The Japan Times,
5-4, Shibaura 4-chome,
Minato-ku, Tokyo 108-0023
By explaining the role of the Japan Self Defense Forces in disaster relief “Military flexes relief might, gains newfound esteem” (April 15) painted the SDF in a very good light. The esteem is deserved, I think, because I have great respect and gratitude for SDF personnel and others working with dedication to fix broken Japan - especially those working in and near the Fukushima No. 1 nuclear power plant. After reminding us of the SDF’s shaky start in 1954 in the shadow of the militarist-renouncing Constitution the article goes on to quote military analyst Kazuhisa Ogawa describing how the public has come to appreciate the SDF’s role in emergency service after the 1995 Great Hanshin Earthquake and more so now, in the wake of the March 11 triple disaster.
Limited to just 1% of GDP, Japan’s military budget is one of the largest in the world simply because of the size of the economy. That budget means that it is a well provided, well paid armed force of 240,00. So while priding itself on its pacifist constitution Japan paradoxically maintains one of the largest military forces in the world - currently 28th in size. But in a ruse of semantics, by insisting on calling it the Self Defense Forces Japanese avoid admitting that they even have an army at all.
The obvious question is this: if the military budget was spent on conventional civilian emergency services like the fire department and police instead of the military, then there would be no need at all for a quarter million-large armed force. The country would still be able to boast an impressive emergency relief capacity and at the same time be a more authentic embodiment of its own war-renouncing constitutional principles.
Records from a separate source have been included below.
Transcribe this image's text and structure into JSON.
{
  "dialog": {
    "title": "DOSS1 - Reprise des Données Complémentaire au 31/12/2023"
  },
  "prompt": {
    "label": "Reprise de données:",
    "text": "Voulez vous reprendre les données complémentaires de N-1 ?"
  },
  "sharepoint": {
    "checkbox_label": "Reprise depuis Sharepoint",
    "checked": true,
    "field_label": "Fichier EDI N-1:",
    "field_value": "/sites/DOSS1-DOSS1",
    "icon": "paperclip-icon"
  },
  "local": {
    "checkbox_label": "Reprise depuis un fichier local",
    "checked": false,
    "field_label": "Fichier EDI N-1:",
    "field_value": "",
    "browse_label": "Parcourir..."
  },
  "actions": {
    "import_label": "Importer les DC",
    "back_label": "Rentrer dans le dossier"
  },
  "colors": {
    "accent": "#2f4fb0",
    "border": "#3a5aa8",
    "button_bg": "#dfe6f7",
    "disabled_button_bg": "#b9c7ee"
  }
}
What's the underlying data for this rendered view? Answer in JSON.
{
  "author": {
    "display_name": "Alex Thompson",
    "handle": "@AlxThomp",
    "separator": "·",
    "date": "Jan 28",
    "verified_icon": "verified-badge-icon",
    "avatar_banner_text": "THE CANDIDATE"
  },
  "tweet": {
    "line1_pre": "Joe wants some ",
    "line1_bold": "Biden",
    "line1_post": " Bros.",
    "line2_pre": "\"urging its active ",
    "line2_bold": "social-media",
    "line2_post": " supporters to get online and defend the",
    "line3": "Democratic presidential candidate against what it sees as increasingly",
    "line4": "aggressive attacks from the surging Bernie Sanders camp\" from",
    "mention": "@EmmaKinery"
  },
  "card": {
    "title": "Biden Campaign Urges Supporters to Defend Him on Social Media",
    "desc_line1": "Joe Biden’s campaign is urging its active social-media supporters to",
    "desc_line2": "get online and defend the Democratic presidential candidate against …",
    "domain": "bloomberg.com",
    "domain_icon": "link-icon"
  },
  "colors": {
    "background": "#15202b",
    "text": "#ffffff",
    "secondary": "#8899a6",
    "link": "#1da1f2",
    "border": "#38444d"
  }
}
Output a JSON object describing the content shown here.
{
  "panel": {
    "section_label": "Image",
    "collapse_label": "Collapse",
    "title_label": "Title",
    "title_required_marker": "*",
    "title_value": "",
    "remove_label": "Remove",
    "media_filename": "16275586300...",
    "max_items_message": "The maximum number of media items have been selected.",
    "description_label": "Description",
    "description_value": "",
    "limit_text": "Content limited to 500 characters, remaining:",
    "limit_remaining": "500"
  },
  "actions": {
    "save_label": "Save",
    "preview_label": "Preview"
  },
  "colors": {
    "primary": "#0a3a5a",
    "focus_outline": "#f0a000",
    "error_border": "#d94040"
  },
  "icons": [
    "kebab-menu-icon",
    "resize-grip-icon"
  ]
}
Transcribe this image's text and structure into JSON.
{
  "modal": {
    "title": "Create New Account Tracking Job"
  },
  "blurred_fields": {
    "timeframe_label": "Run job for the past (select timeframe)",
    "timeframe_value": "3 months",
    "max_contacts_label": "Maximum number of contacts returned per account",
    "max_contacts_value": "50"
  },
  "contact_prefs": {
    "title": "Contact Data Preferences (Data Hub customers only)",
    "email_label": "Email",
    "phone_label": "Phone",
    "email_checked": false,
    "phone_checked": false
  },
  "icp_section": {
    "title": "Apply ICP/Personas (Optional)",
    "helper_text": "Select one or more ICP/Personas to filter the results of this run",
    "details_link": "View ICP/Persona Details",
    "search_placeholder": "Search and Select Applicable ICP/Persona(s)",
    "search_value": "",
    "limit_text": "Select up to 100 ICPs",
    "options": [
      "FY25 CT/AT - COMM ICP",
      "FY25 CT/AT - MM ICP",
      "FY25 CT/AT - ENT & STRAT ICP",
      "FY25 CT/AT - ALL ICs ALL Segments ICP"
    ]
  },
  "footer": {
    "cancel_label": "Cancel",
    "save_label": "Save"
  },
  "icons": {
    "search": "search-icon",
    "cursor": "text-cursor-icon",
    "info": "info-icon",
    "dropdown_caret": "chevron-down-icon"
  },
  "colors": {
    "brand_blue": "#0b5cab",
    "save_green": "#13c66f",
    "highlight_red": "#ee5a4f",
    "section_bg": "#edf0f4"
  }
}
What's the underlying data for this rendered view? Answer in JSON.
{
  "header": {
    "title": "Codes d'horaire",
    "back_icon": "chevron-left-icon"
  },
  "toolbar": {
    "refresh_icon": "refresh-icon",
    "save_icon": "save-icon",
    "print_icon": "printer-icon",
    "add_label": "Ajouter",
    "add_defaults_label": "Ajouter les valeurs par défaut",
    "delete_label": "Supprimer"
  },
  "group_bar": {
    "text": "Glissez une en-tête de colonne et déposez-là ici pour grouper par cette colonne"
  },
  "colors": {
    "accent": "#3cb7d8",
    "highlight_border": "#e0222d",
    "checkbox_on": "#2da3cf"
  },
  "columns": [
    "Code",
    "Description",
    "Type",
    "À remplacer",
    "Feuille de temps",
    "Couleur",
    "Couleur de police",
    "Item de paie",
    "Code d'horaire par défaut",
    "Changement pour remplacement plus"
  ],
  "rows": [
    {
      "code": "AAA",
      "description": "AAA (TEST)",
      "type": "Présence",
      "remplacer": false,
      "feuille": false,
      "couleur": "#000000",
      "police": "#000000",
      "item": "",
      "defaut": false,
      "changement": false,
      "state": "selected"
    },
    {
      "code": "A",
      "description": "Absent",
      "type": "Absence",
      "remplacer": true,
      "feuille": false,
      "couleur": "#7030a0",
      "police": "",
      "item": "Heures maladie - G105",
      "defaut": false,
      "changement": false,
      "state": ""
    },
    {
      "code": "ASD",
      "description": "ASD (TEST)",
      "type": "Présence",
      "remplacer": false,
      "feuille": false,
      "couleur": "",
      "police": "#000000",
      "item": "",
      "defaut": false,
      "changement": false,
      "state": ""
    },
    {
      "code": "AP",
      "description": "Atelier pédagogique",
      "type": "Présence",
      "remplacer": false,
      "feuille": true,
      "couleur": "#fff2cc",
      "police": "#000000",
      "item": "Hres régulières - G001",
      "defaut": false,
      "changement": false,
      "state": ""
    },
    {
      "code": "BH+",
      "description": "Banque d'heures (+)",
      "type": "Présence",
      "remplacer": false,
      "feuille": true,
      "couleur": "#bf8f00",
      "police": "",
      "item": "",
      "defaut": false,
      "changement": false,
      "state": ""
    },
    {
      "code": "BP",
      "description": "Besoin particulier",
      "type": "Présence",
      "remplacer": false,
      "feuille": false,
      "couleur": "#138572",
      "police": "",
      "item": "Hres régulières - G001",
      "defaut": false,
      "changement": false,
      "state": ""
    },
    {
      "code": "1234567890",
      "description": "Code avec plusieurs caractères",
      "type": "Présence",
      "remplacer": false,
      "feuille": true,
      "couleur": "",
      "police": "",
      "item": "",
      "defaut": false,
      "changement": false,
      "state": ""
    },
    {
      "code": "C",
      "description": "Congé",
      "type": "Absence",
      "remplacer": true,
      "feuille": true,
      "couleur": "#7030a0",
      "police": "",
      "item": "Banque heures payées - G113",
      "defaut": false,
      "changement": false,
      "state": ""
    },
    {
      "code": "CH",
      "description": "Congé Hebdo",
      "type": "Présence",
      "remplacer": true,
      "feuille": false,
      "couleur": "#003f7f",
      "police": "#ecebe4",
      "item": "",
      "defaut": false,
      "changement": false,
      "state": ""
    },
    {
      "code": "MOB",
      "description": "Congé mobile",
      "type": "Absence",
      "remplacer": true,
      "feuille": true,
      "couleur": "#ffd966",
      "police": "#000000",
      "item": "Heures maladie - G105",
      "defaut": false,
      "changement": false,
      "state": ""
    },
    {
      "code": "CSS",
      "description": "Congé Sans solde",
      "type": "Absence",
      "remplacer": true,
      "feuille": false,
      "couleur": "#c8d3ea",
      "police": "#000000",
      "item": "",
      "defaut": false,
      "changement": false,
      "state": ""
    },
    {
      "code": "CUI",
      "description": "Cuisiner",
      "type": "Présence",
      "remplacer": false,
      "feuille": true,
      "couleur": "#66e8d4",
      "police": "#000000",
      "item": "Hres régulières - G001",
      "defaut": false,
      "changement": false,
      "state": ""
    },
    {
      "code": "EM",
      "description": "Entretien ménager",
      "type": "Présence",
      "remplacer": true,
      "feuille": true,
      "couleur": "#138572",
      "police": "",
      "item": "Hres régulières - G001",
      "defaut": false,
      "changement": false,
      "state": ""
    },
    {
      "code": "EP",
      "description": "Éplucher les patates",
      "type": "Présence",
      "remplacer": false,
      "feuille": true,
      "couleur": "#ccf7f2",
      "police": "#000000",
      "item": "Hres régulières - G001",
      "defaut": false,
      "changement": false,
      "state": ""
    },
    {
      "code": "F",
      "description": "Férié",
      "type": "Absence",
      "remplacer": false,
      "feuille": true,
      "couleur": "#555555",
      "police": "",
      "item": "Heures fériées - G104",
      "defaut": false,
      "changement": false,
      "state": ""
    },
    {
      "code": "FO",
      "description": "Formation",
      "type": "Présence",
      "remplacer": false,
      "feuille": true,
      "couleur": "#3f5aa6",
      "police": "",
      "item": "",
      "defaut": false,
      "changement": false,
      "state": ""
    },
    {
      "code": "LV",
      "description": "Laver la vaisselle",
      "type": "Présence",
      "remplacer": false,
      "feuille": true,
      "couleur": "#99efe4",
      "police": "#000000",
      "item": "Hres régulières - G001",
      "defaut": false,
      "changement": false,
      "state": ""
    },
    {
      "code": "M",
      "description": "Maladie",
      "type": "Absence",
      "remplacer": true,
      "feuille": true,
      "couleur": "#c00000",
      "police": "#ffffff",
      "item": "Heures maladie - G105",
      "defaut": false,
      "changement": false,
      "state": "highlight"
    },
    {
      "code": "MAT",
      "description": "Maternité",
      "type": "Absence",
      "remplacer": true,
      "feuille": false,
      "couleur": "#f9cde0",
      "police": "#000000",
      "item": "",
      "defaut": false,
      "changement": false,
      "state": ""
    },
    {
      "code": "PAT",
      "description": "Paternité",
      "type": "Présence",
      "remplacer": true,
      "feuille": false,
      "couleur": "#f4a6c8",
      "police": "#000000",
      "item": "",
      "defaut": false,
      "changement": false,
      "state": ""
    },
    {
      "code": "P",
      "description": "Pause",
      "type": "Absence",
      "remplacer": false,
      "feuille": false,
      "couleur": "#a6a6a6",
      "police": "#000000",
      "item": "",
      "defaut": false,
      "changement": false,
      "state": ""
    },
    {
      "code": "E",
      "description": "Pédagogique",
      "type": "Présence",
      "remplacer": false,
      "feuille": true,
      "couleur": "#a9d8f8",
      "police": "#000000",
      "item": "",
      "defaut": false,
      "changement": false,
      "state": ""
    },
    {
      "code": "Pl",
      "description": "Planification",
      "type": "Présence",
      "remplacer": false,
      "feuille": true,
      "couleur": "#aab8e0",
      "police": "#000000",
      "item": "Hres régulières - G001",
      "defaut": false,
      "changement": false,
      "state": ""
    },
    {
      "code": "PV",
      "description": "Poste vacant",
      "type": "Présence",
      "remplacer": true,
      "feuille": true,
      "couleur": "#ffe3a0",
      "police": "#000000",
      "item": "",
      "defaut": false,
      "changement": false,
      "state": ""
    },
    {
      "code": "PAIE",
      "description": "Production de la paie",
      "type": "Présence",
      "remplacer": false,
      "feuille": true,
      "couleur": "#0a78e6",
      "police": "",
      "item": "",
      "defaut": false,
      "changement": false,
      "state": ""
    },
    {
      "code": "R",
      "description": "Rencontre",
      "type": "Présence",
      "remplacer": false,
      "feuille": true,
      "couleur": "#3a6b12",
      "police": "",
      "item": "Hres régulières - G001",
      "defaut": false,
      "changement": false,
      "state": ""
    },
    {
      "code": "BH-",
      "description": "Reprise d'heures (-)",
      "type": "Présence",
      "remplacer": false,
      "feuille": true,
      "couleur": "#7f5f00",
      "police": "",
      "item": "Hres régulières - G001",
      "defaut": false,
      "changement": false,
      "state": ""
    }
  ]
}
Published on Sunday, April 24, 2011 as “Making best use of the ‘military’.”
Happily the paper repaired an error in my original letter. I mistakenly wrote Fukushima No. 2 nuclear power plant when it should have been the No. 1 nuclear power plant.
My position here is that the argument of any government that its military is justified as a disaster response tool is compromised if one considers that the same emergency response capacity can result from spending the military budget on civilian emergency responders instead. There is no need of an army, and if one uses that disaster response argument then one is using a flawed argument.
In the past I have almost had arguments with adult Japanese students of mine over the matter of Japan’s SDF. They refused to acknowledge that the SDF was a military force when I called it Japan’s “army.” I mean, they denied that Japan had an army, insisted that it was a “self defense” force only, and that that made all the difference, and that in any event I didn’t understand.